(Exercise) Without including any images, reproduce each entry exactly.

(Material provided)
☆ ☆ ☆ ☆ ☆ ☆ ☆
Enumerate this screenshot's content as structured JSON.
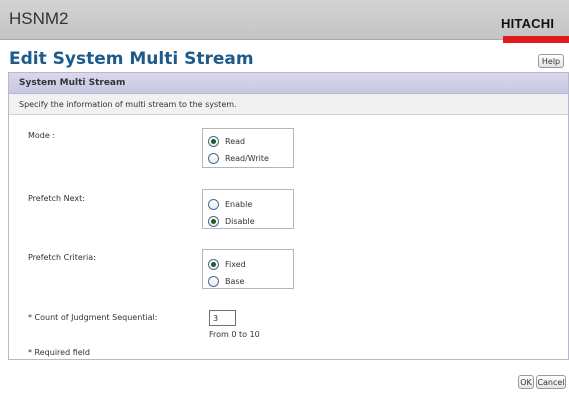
{
  "app": {
    "title": "HSNM2",
    "brand": "HITACHI",
    "brand_color": "#e11b1b"
  },
  "page": {
    "title": "Edit System Multi Stream",
    "help_label": "Help",
    "title_color": "#1f5b8a"
  },
  "panel": {
    "title": "System Multi Stream",
    "description": "Specify the information of multi stream to the system."
  },
  "fields": {
    "mode": {
      "label": "Mode :",
      "options": [
        {
          "label": "Read",
          "checked": true
        },
        {
          "label": "Read/Write",
          "checked": false
        }
      ]
    },
    "prefetch_next": {
      "label": "Prefetch Next:",
      "options": [
        {
          "label": "Enable",
          "checked": false
        },
        {
          "label": "Disable",
          "checked": true
        }
      ]
    },
    "prefetch_criteria": {
      "label": "Prefetch Criteria:",
      "options": [
        {
          "label": "Fixed",
          "checked": true
        },
        {
          "label": "Base",
          "checked": false
        }
      ]
    },
    "count_judgment": {
      "label": "* Count of Judgment Sequential:",
      "value": "3",
      "hint": "From 0 to 10"
    }
  },
  "required_note": "* Required field",
  "footer": {
    "ok_label": "OK",
    "cancel_label": "Cancel"
  },
  "icons": [
    "radio-selected-icon",
    "radio-unselected-icon"
  ]
}
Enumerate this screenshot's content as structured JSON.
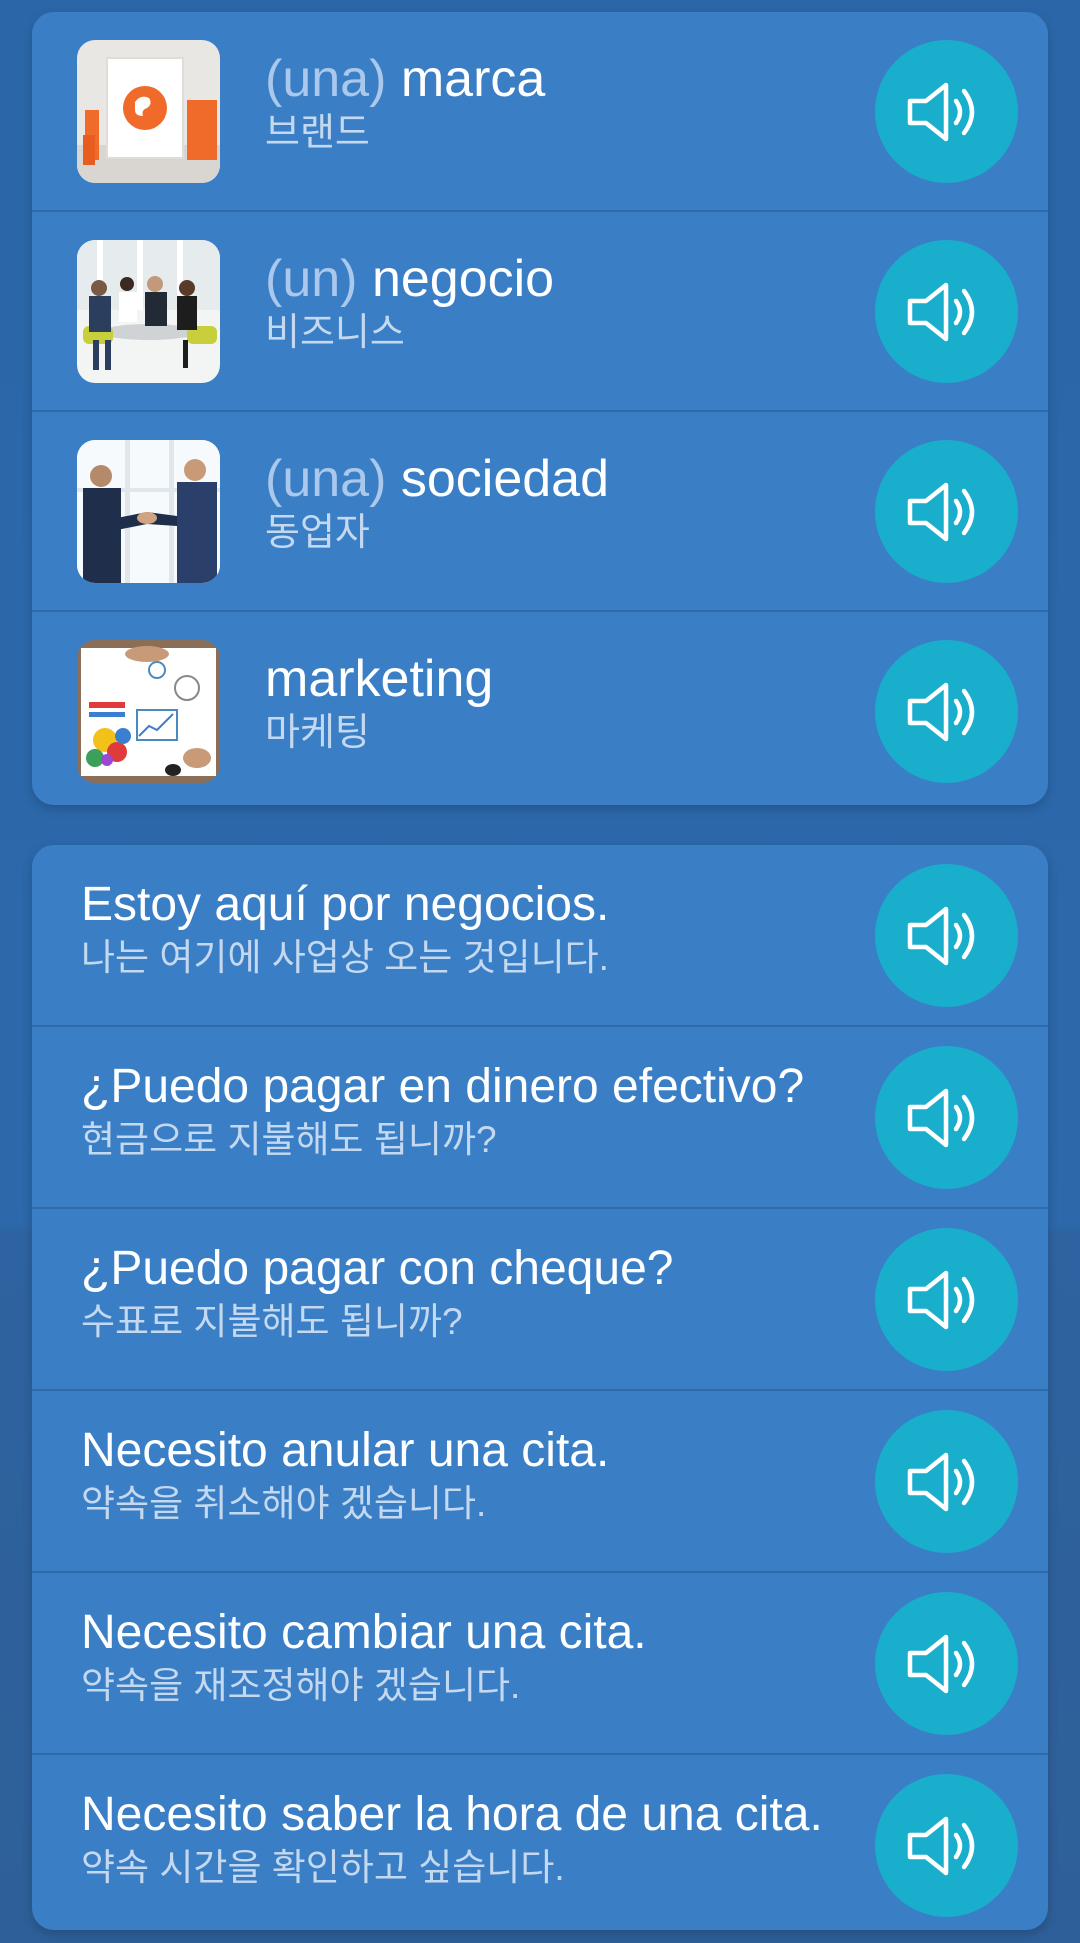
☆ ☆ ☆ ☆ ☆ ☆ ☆
(Written response)
Enumerate this screenshot's content as structured JSON.
{
  "app": {
    "title": "HSNM2",
    "brand": "HITACHI",
    "brand_color": "#e11b1b"
  },
  "page": {
    "title": "Edit System Multi Stream",
    "help_label": "Help",
    "title_color": "#1f5b8a"
  },
  "panel": {
    "title": "System Multi Stream",
    "description": "Specify the information of multi stream to the system."
  },
  "fields": {
    "mode": {
      "label": "Mode :",
      "options": [
        {
          "label": "Read",
          "checked": true
        },
        {
          "label": "Read/Write",
          "checked": false
        }
      ]
    },
    "prefetch_next": {
      "label": "Prefetch Next:",
      "options": [
        {
          "label": "Enable",
          "checked": false
        },
        {
          "label": "Disable",
          "checked": true
        }
      ]
    },
    "prefetch_criteria": {
      "label": "Prefetch Criteria:",
      "options": [
        {
          "label": "Fixed",
          "checked": true
        },
        {
          "label": "Base",
          "checked": false
        }
      ]
    },
    "count_judgment": {
      "label": "* Count of Judgment Sequential:",
      "value": "3",
      "hint": "From 0 to 10"
    }
  },
  "required_note": "* Required field",
  "footer": {
    "ok_label": "OK",
    "cancel_label": "Cancel"
  },
  "icons": [
    "radio-selected-icon",
    "radio-unselected-icon"
  ]
}
Enumerate this screenshot's content as structured JSON.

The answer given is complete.